Many still consider mental health/wellbeing a ‘fluffy’ concept – a ‘tick box’ exercise, as separate from business. Educating everyone to be cognisant that mental health matters – the difference it makes on all levels, and to business – would mean it’s taken [more] seriously.
Review current support provisions
Many organisations believe their provisions are comprehensive, yet they’re mostly focused on treating conditions rather than preventing symptoms. More investment in prevention via education and actions would encourage, and maintain, more mentally healthy workforces.
Mental Wellbeing in the Workplace: Who’s responsible?

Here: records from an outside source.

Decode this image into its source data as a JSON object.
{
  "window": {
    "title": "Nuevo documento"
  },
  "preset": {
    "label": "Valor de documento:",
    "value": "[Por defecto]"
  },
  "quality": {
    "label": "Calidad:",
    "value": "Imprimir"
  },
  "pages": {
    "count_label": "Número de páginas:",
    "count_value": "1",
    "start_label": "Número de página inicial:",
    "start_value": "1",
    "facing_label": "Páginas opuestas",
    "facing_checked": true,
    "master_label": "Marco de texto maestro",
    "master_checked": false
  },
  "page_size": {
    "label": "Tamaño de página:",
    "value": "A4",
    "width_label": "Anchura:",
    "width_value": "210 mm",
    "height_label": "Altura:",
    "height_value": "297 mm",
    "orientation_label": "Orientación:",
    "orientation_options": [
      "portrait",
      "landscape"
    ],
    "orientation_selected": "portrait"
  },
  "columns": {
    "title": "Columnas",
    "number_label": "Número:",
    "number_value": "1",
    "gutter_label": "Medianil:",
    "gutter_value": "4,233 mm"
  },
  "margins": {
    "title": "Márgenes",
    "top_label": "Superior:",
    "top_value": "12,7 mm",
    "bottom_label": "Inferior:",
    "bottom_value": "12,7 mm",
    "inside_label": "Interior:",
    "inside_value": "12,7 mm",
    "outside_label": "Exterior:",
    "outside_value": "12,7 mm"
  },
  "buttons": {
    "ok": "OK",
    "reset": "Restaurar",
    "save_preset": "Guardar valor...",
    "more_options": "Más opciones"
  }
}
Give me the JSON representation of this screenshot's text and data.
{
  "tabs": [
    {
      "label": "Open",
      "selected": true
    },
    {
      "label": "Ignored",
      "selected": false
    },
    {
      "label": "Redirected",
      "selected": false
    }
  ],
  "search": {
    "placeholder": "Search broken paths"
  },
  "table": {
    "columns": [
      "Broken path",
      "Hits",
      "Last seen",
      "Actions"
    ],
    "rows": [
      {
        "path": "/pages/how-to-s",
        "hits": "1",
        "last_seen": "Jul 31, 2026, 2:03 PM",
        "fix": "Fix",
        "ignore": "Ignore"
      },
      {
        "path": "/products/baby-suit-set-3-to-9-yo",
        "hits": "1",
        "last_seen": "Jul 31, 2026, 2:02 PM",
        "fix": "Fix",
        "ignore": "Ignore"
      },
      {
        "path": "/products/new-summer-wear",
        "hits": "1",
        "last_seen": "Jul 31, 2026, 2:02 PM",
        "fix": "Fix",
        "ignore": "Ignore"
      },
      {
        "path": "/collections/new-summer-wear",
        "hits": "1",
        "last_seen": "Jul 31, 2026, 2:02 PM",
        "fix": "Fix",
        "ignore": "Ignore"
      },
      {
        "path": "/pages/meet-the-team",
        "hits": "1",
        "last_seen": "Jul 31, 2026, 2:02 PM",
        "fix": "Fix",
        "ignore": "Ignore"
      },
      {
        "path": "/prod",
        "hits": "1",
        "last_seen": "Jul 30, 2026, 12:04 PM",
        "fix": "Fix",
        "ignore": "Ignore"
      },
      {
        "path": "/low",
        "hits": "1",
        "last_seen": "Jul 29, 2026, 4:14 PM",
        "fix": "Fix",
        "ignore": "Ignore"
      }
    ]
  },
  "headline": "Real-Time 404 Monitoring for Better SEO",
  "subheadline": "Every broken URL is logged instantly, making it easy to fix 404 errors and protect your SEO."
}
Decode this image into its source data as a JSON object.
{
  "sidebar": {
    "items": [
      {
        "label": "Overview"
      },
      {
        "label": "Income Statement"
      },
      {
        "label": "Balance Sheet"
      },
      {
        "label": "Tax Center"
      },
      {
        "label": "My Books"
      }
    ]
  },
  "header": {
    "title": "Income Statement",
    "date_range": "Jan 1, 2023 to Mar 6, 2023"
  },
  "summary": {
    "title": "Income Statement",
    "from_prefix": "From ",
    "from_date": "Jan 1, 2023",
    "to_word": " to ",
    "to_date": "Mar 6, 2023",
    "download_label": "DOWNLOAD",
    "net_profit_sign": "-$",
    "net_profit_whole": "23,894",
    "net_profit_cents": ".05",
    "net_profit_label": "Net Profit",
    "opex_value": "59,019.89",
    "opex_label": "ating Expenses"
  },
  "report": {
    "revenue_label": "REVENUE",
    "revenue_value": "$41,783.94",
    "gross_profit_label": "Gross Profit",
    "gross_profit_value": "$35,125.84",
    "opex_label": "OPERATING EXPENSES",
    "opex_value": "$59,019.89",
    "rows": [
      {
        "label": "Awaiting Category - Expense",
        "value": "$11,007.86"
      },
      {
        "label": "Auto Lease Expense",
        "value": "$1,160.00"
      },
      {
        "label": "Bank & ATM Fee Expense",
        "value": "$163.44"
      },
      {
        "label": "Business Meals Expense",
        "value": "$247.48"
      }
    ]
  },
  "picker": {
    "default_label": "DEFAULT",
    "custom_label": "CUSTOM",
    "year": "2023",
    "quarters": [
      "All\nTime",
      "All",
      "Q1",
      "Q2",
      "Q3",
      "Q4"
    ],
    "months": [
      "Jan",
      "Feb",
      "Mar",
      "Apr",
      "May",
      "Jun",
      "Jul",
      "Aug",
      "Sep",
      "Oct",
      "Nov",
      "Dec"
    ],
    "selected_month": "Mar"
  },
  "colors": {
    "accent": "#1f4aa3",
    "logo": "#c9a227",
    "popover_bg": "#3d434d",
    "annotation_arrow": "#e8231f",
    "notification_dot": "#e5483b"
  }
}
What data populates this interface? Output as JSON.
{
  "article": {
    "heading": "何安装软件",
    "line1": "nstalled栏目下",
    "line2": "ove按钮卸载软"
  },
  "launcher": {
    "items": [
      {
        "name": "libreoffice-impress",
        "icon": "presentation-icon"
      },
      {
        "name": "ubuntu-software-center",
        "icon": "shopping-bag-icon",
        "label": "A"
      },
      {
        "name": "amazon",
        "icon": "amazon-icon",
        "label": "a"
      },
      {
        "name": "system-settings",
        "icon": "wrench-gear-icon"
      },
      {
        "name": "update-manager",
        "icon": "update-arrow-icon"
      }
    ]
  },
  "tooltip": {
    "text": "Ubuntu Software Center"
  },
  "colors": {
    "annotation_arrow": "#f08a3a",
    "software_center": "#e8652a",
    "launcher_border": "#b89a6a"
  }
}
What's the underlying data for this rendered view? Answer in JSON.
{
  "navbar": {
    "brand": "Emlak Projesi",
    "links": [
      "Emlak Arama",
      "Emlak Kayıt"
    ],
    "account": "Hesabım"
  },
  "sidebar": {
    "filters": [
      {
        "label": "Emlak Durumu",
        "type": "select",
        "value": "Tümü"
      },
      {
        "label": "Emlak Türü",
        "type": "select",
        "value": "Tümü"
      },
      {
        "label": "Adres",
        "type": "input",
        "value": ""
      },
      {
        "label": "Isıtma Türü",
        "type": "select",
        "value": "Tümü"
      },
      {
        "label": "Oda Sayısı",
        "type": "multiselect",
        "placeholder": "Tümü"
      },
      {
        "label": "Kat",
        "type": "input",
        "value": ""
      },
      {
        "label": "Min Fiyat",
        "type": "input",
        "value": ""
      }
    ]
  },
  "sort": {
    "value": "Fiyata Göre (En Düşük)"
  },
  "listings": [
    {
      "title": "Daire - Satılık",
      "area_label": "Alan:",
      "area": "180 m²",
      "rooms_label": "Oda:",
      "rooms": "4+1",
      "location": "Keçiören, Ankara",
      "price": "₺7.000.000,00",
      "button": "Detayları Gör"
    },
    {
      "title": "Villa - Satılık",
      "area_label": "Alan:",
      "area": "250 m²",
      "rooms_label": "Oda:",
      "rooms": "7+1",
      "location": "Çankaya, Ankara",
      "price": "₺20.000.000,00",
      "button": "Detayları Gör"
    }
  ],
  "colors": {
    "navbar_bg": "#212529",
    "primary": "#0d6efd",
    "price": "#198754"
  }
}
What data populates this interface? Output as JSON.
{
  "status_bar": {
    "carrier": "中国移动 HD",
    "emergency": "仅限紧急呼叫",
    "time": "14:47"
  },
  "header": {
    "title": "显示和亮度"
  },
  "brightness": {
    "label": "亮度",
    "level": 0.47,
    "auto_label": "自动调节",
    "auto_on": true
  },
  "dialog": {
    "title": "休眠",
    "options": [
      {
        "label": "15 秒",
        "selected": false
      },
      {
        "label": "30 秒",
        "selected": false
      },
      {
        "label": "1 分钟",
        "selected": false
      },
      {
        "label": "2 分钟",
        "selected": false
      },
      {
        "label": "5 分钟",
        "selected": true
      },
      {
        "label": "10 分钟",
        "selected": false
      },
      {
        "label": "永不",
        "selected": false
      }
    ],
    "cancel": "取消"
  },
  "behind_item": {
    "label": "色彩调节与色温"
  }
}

Despite heightened awareness, the statistics around mental health in the workplace remain concerning, with 78% of millennials and 81% of Gen-Z workers leaving jobs due to mental health reasons (Mind Share Partners Study).
We confront the disconnect between rhetoric and action, emphasising the substantial loss to talent pools and the need to attract, engage and retain talent. Dispelling the notion that mental wellbeing is solely HR’s responsibility, the session urges a collective effort in shaping workplace culture. The focus is on genuine reflections rather than conventional ‘right thing’ rhetoric.
This panel encourages courageous conversations, shifting the narrative from ‘why’ and ‘what’ to ‘how,’ offering practical strategies for tangible change.
Attendees are invited to join the panel for a collective commitment to fostering workplaces that prioritise mental wellbeing and drive impactful change.
Also on the panel…
- Dr Richard Caddis, Director of Health, Safety and Wellbeing & Chief Medical Officer, BT
Mental Wellbeing in the Workplace: Who’s responsible?
Time: 14:30 – 15:00pm GMT
Date: Tuesday 13 February 2024
#RISK Digital will examine the changing risk landscape in a content rich, knowledge sharing environment. Attendees will be able to learn and better understand how to mitigate risk, reduce compliance breaches, and improve business performance.
Risk is now everyone’s business. Enterprise chiefs need to be tech-savvy, understanding how GRC technology fits into strategy and how to solve regulatory challenges.